In two of the three sticks, the draw was irreproachable. As for the third, it started off tighter than I prefer, but loosened into an acceptable draw. Even at it’s tightest, it wasn’t bad enough that for a minute I considered tossing it out. It was only a slight irritation.
The cigars opened up with a earthy, nutty couple of puffs before becoming woodier and spicier in flavor. The spiced didn’t last long though, and shorty I was tasting toffee, caramel and sweet coffee. In one cigar, I noted that it tasted very much like brown sugar. These sweet flavors carried the cigar through the first third.
In the second third the cigar became creamier, and I detected at different intervals more brown sugar, berries, cinnamon and a sweet grain flavor that I’ve been trying to name for a while now. Having toured a brewery or two in my time, I think it reminds me of some of the grains used to make beer, because every time I taste this sweet grain flavor, I immediately think of beer. (Either that, or I need to join AA pretty soon.)
Some of the sweetness and the vegetal and grainy flavors remained in the final third. I also noted some chocolate as the body picked up a bit. But by the final third, I had the distinct impression that the show was over, and smoking the last half of the last third was like sitting in crowded parking lot after the game waiting to get out. Well, that’s probably over stating it a bit. I didn’t find the final third to be unpleasant, it was just obvious that the magic was gone.
Speaking of the body, I’d say that this cigar is pretty solidly medium in body, but I hesitate to say medium-full as shown on the official website. But of course, I’m an intentionally slow smoker. Faster smokers may find that the added speed brings the cigar into the medium-full range.
Who can complain about a two and a half buck stick? Thomas Marshal (who should be portrayed in a movie by William H. Macy), Woodrow Wilson’s Vice President famously said, “what this country needs is a good five-cent cigar.” With inflation taken into consideration, I think we have a candidate for the title here in the Primos Habana Criollo Rosado! (Did I just give away the verdict?)
As the saying goes, this cigar is a bargain at twice the price. It definitely exceeded my expectations of a bundled cigar, and I can see why Jarrod from Tex Cigars started carrying them. To paraphrase what he told me, he smoked one, and without even knowing what it was or who make it, he knew he had to carry it. Good call, sez I. Anyway, I owe them a big thanks for sending the cigars my way to review, and ask that if you’re interested in trying these out for yourself that you consider buying them from my friends over at Tex Cigars!
And don’t be afraid to let me know what you think of them!
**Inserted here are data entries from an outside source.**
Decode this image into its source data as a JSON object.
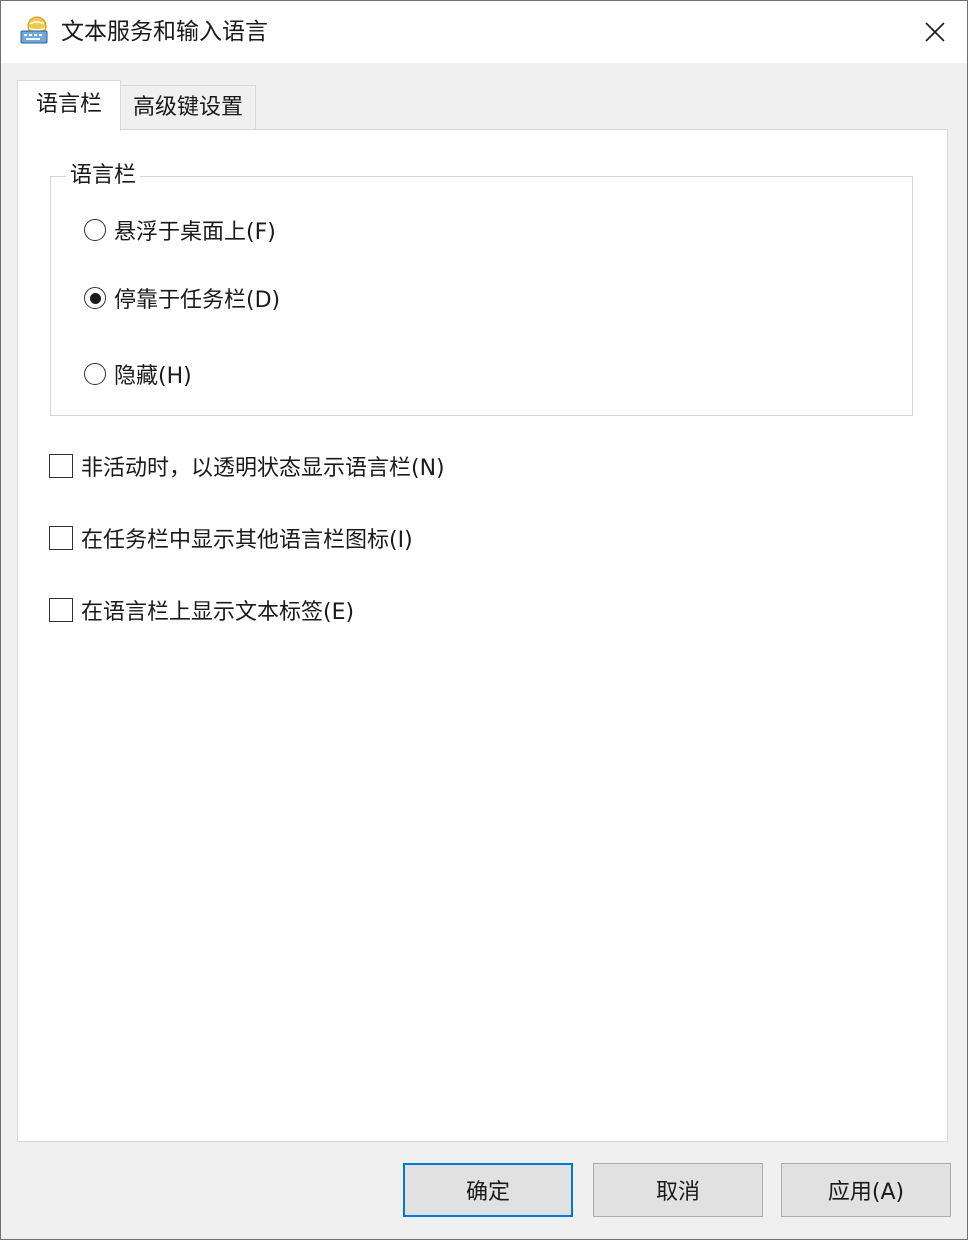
{
  "window": {
    "title": "文本服务和输入语言"
  },
  "tabs": [
    {
      "label": "语言栏",
      "active": true
    },
    {
      "label": "高级键设置",
      "active": false
    }
  ],
  "language_bar_group": {
    "label": "语言栏",
    "options": [
      {
        "label": "悬浮于桌面上(F)",
        "selected": false
      },
      {
        "label": "停靠于任务栏(D)",
        "selected": true
      },
      {
        "label": "隐藏(H)",
        "selected": false
      }
    ]
  },
  "checkboxes": [
    {
      "label": "非活动时，以透明状态显示语言栏(N)",
      "checked": false
    },
    {
      "label": "在任务栏中显示其他语言栏图标(I)",
      "checked": false
    },
    {
      "label": "在语言栏上显示文本标签(E)",
      "checked": false
    }
  ],
  "buttons": {
    "ok": "确定",
    "cancel": "取消",
    "apply": "应用(A)"
  },
  "colors": {
    "accent": "#0078d7",
    "panel_bg": "#ffffff",
    "window_bg": "#f0f0f0"
  }
}
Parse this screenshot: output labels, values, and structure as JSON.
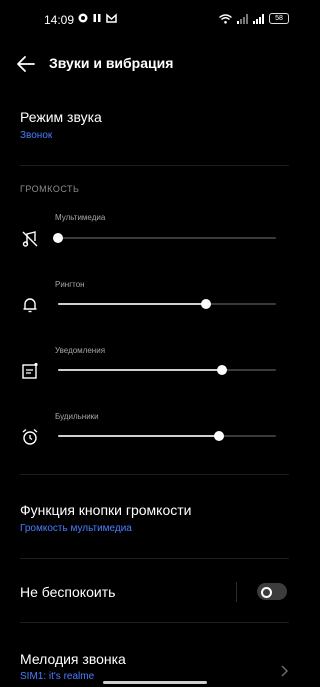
{
  "status": {
    "time": "14:09",
    "battery": "58"
  },
  "header": {
    "title": "Звуки и вибрация"
  },
  "sound_mode": {
    "title": "Режим звука",
    "value": "Звонок"
  },
  "volume": {
    "header": "ГРОМКОСТЬ",
    "sliders": [
      {
        "label": "Мультимедиа",
        "level": 0.0,
        "icon": "music-off-icon"
      },
      {
        "label": "Рингтон",
        "level": 0.68,
        "icon": "bell-icon"
      },
      {
        "label": "Уведомления",
        "level": 0.75,
        "icon": "notification-icon"
      },
      {
        "label": "Будильники",
        "level": 0.74,
        "icon": "alarm-clock-icon"
      }
    ]
  },
  "volume_button": {
    "title": "Функция кнопки громкости",
    "value": "Громкость мультимедиа"
  },
  "dnd": {
    "title": "Не беспокоить",
    "enabled": false
  },
  "ringtone": {
    "title": "Мелодия звонка",
    "value": "SIM1: it's realme"
  },
  "colors": {
    "accent": "#4a7dff",
    "background": "#000000"
  }
}
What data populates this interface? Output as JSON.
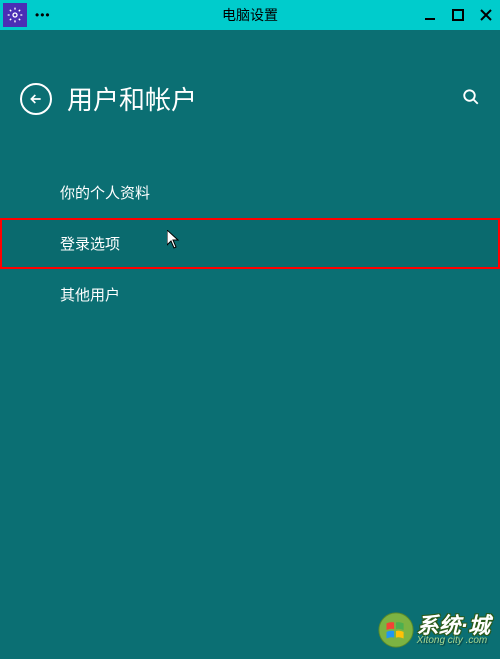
{
  "titlebar": {
    "title": "电脑设置",
    "dots": "•••"
  },
  "header": {
    "page_title": "用户和帐户"
  },
  "menu": {
    "items": [
      {
        "label": "你的个人资料"
      },
      {
        "label": "登录选项"
      },
      {
        "label": "其他用户"
      }
    ]
  },
  "watermark": {
    "main": "系统·城",
    "sub": "Xitong city .com"
  }
}
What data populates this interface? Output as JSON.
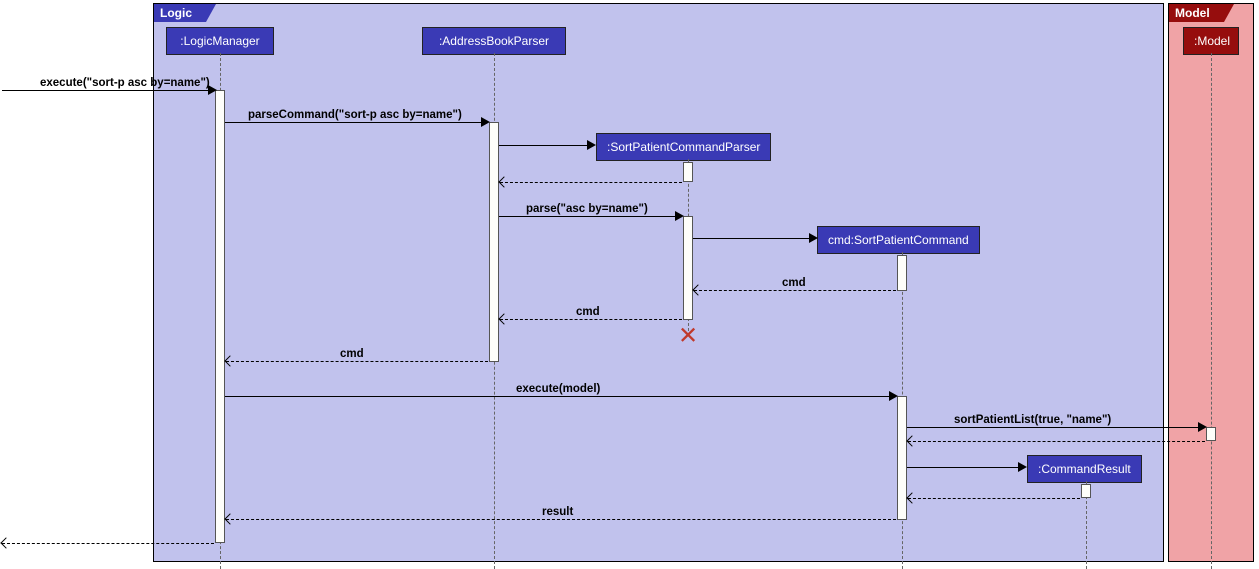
{
  "frames": {
    "logic": "Logic",
    "model": "Model"
  },
  "participants": {
    "logicManager": ":LogicManager",
    "addressBookParser": ":AddressBookParser",
    "sortParser": ":SortPatientCommandParser",
    "sortCmd": "cmd:SortPatientCommand",
    "model": ":Model",
    "commandResult": ":CommandResult"
  },
  "messages": {
    "execute1": "execute(\"sort-p asc by=name\")",
    "parseCommand": "parseCommand(\"sort-p asc by=name\")",
    "parse": "parse(\"asc by=name\")",
    "cmd1": "cmd",
    "cmd2": "cmd",
    "cmd3": "cmd",
    "executeModel": "execute(model)",
    "sortList": "sortPatientList(true, \"name\")",
    "result": "result"
  }
}
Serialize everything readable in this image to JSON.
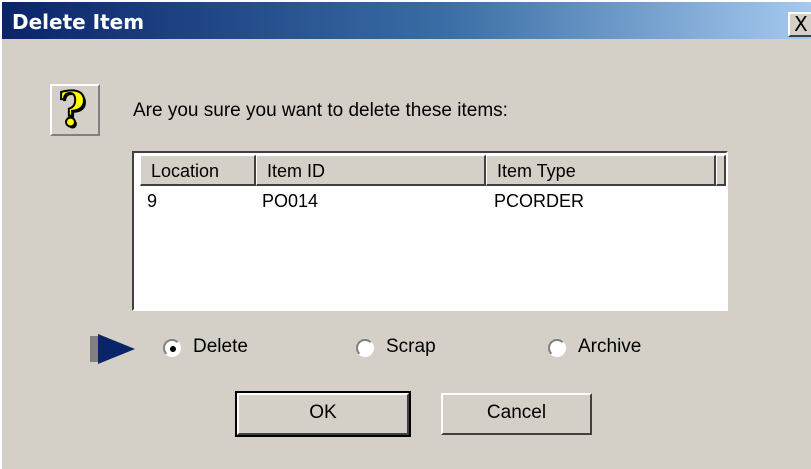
{
  "window": {
    "title": "Delete Item",
    "close_glyph": "X"
  },
  "icons": {
    "question": "question-mark-icon",
    "question_glyph": "?",
    "pointer": "arrow-right-icon"
  },
  "prompt": "Are you sure you want to delete these items:",
  "table": {
    "columns": [
      "Location",
      "Item ID",
      "Item Type"
    ],
    "rows": [
      [
        "9",
        "PO014",
        "PCORDER"
      ]
    ]
  },
  "options": {
    "selected": "Delete",
    "items": [
      "Delete",
      "Scrap",
      "Archive"
    ]
  },
  "buttons": {
    "ok": "OK",
    "cancel": "Cancel"
  },
  "colors": {
    "titlebar_start": "#0a246a",
    "titlebar_end": "#a6caf0",
    "pointer_arrow": "#0a246a"
  }
}
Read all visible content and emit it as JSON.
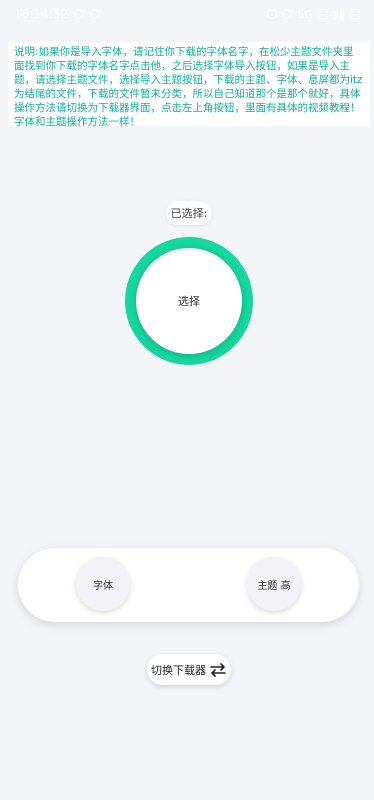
{
  "status_bar": {
    "time": "16:14:52",
    "network": "5G",
    "icons": [
      "location-icon",
      "settings-icon",
      "alarm-icon",
      "wifi-icon",
      "sim-icon",
      "signal-icon",
      "battery-icon"
    ]
  },
  "notice": {
    "text": "说明:如果你是导入字体，请记住你下载的字体名字，在松少主题文件夹里面找到你下载的字体名字点击他，之后选择字体导入按钮，如果是导入主题，请选择主题文件，选择导入主题按钮，下载的主题、字体、息屏都为itz为结尾的文件，下载的文件暂未分类，所以自己知道那个是那个就好，具体操作方法请切换为下载器界面，点击左上角按钮，里面有具体的视频教程！字体和主题操作方法一样！",
    "color": "#0fb39a"
  },
  "selection": {
    "selected_label": "已选择:",
    "select_label": "选择",
    "ring_color": "#16d7a0"
  },
  "bottom_bar": {
    "font_label": "字体",
    "theme_label": "主题 高"
  },
  "switch_button": {
    "label": "切换下载器",
    "icon": "swap-arrows-icon"
  }
}
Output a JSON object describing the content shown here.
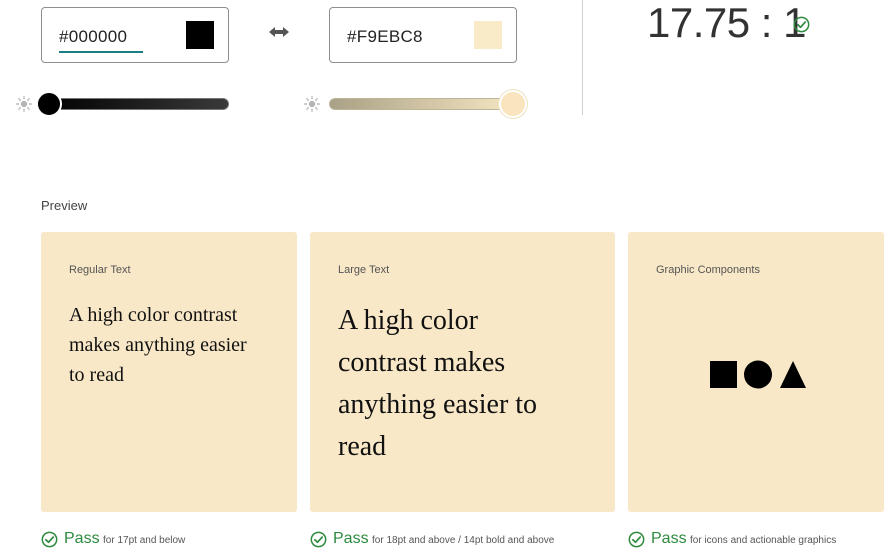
{
  "foreground": {
    "hex": "#000000",
    "swatch_color": "#000000"
  },
  "background": {
    "hex": "#F9EBC8",
    "swatch_color": "#F9EBC8"
  },
  "contrast": {
    "ratio": "17.75 : 1"
  },
  "preview": {
    "label": "Preview",
    "card_color": "#F8E8C7",
    "regular": {
      "title": "Regular Text",
      "text": "A high color contrast makes anything easier to read"
    },
    "large": {
      "title": "Large Text",
      "text": "A high color contrast makes anything easier to read"
    },
    "graphic": {
      "title": "Graphic Components"
    }
  },
  "results": [
    {
      "status": "Pass",
      "desc": "for 17pt and below"
    },
    {
      "status": "Pass",
      "desc": "for 18pt and above / 14pt bold and above"
    },
    {
      "status": "Pass",
      "desc": "for icons and actionable graphics"
    }
  ],
  "colors": {
    "pass": "#2d8a3e",
    "accent": "#1b7f86"
  },
  "icons": [
    "swap-horizontal-icon",
    "brightness-icon",
    "check-circle-icon",
    "square-icon",
    "circle-icon",
    "triangle-icon"
  ]
}
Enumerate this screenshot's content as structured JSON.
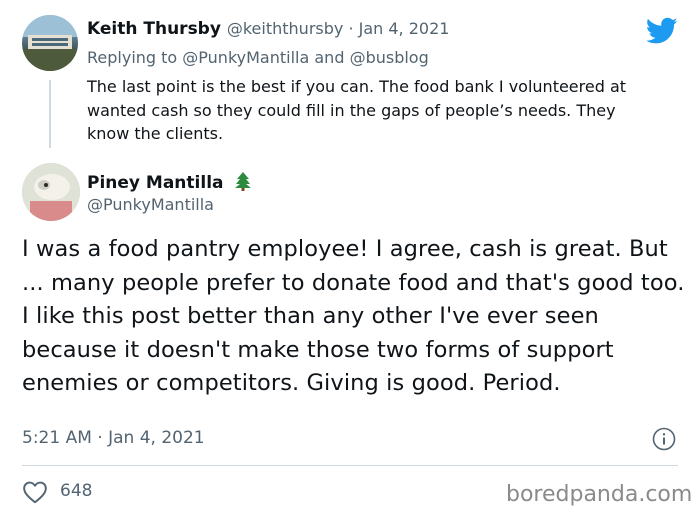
{
  "reply_tweet": {
    "author_name": "Keith Thursby",
    "author_handle": "@keiththursby",
    "separator": " · ",
    "date": "Jan 4, 2021",
    "replying_prefix": "Replying to ",
    "mention_1": "@PunkyMantilla",
    "replying_joiner": " and ",
    "mention_2": "@busblog",
    "text": "The last point is the best if you can. The food bank I volunteered at wanted cash so they could fill in the gaps of people’s needs.  They know the clients."
  },
  "main_tweet": {
    "author_name": "Piney Mantilla",
    "author_emoji_icon": "evergreen-tree-icon",
    "author_handle": "@PunkyMantilla",
    "text": "I was a food pantry employee! I agree, cash is great. But ... many people prefer to donate food and that's good too. I like this post better than any other I've ever seen because it doesn't make those two forms of support enemies or competitors. Giving is good. Period.",
    "timestamp": "5:21 AM · Jan 4, 2021",
    "like_count": "648"
  },
  "icons": {
    "brand": "twitter-bird-icon",
    "info": "info-icon",
    "like": "heart-icon"
  },
  "watermark": "boredpanda.com",
  "colors": {
    "text_primary": "#0f1419",
    "text_secondary": "#536471",
    "twitter_blue": "#1d9bf0",
    "divider": "#cfd9de",
    "watermark": "#8a8a8a"
  }
}
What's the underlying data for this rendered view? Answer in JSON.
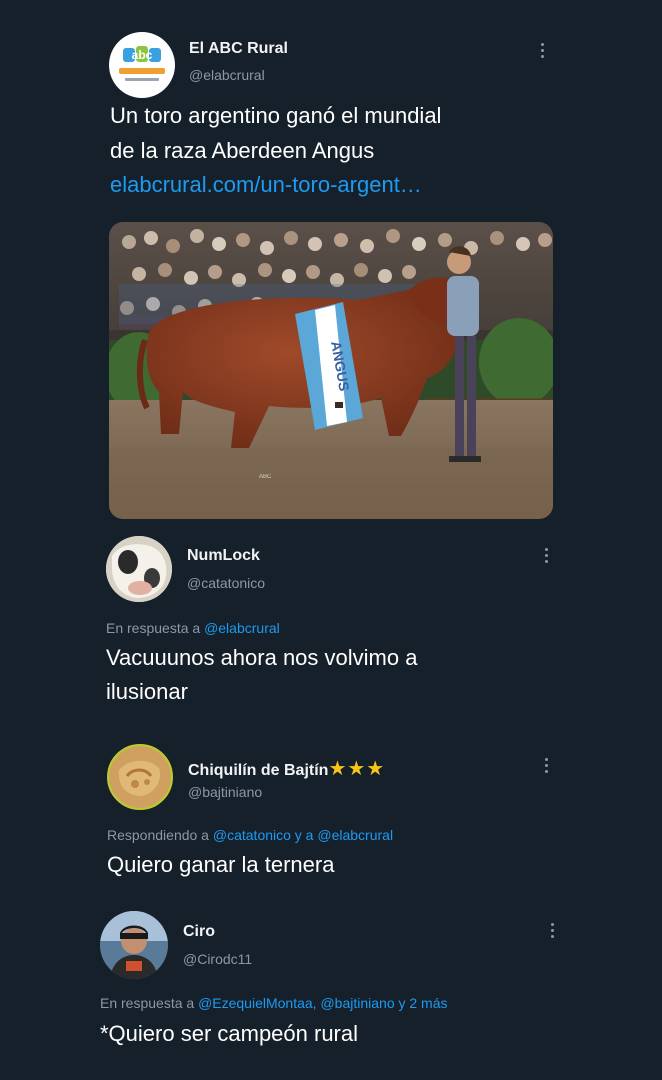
{
  "tweet": {
    "author_name": "El ABC Rural",
    "author_handle": "@elabcrural",
    "avatar_logo_text": "abc",
    "text_line1": "Un toro argentino ganó el mundial",
    "text_line2": "de la raza Aberdeen Angus",
    "link": "elabcrural.com/un-toro-argent…",
    "image_icon": "bull-photo"
  },
  "replies": [
    {
      "author_name": "NumLock",
      "author_handle": "@catatonico",
      "reply_prefix": "En respuesta a",
      "reply_mentions": "@elabcrural",
      "text_line1": "Vacuuunos ahora nos volvimo a",
      "text_line2": "ilusionar"
    },
    {
      "author_name": "Chiquilín de Bajtín",
      "author_stars": "★★★",
      "author_handle": "@bajtiniano",
      "reply_prefix": "Respondiendo a",
      "reply_mentions": "@catatonico y a @elabcrural",
      "text_line1": "Quiero ganar la ternera"
    },
    {
      "author_name": "Ciro",
      "author_handle": "@Cirodc11",
      "reply_prefix": "En respuesta a",
      "reply_mentions": "@EzequielMontaa, @bajtiniano y 2 más",
      "text_line1": "*Quiero ser campeón rural"
    }
  ],
  "colors": {
    "background": "#15202b",
    "link": "#1d9bf0",
    "muted": "#8b98a5",
    "star": "#f5c518"
  }
}
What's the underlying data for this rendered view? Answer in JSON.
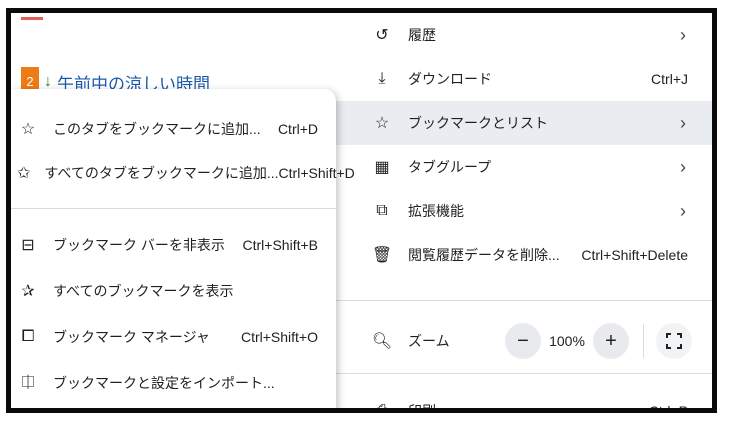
{
  "background_page": {
    "item_number": "2",
    "item_arrow": "↓",
    "item_title": "午前中の涼しい時間"
  },
  "main_menu": {
    "items": [
      {
        "label": "履歴",
        "icon": "history-icon"
      },
      {
        "label": "ダウンロード",
        "icon": "download-icon",
        "shortcut": "Ctrl+J"
      },
      {
        "label": "ブックマークとリスト",
        "icon": "star-icon"
      },
      {
        "label": "タブグループ",
        "icon": "tab-groups-icon"
      },
      {
        "label": "拡張機能",
        "icon": "extension-icon"
      },
      {
        "label": "閲覧履歴データを削除...",
        "icon": "trash-icon",
        "shortcut": "Ctrl+Shift+Delete"
      },
      {
        "label": "ズーム",
        "icon": "zoom-icon"
      },
      {
        "label": "印刷...",
        "icon": "print-icon",
        "shortcut": "Ctrl+P"
      }
    ],
    "zoom": {
      "minus": "−",
      "value": "100%",
      "plus": "+"
    }
  },
  "bookmark_submenu": {
    "items": [
      {
        "label": "このタブをブックマークに追加...",
        "icon": "star-outline-icon",
        "shortcut": "Ctrl+D"
      },
      {
        "label": "すべてのタブをブックマークに追加...",
        "icon": "star-multiple-icon",
        "shortcut": "Ctrl+Shift+D"
      },
      {
        "label": "ブックマーク バーを非表示",
        "icon": "bookmark-bar-icon",
        "shortcut": "Ctrl+Shift+B"
      },
      {
        "label": "すべてのブックマークを表示",
        "icon": "all-bookmarks-icon"
      },
      {
        "label": "ブックマーク マネージャ",
        "icon": "bookmark-manager-icon",
        "shortcut": "Ctrl+Shift+O"
      },
      {
        "label": "ブックマークと設定をインポート...",
        "icon": "import-icon"
      }
    ]
  },
  "colors": {
    "highlight": "#e9ecf1",
    "frame": "#0b0b0b",
    "accent_orange": "#ee7b16",
    "link_blue": "#1a5aa8"
  }
}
From time to time, readers leave mini reviews in the comments, and I welcome that!
Liked It: Yes
Buy It Again: Yes
Recommend It: Yes
The Cigar In Action
Here like one of them new-fangled movin’ picture things is the cigar in action.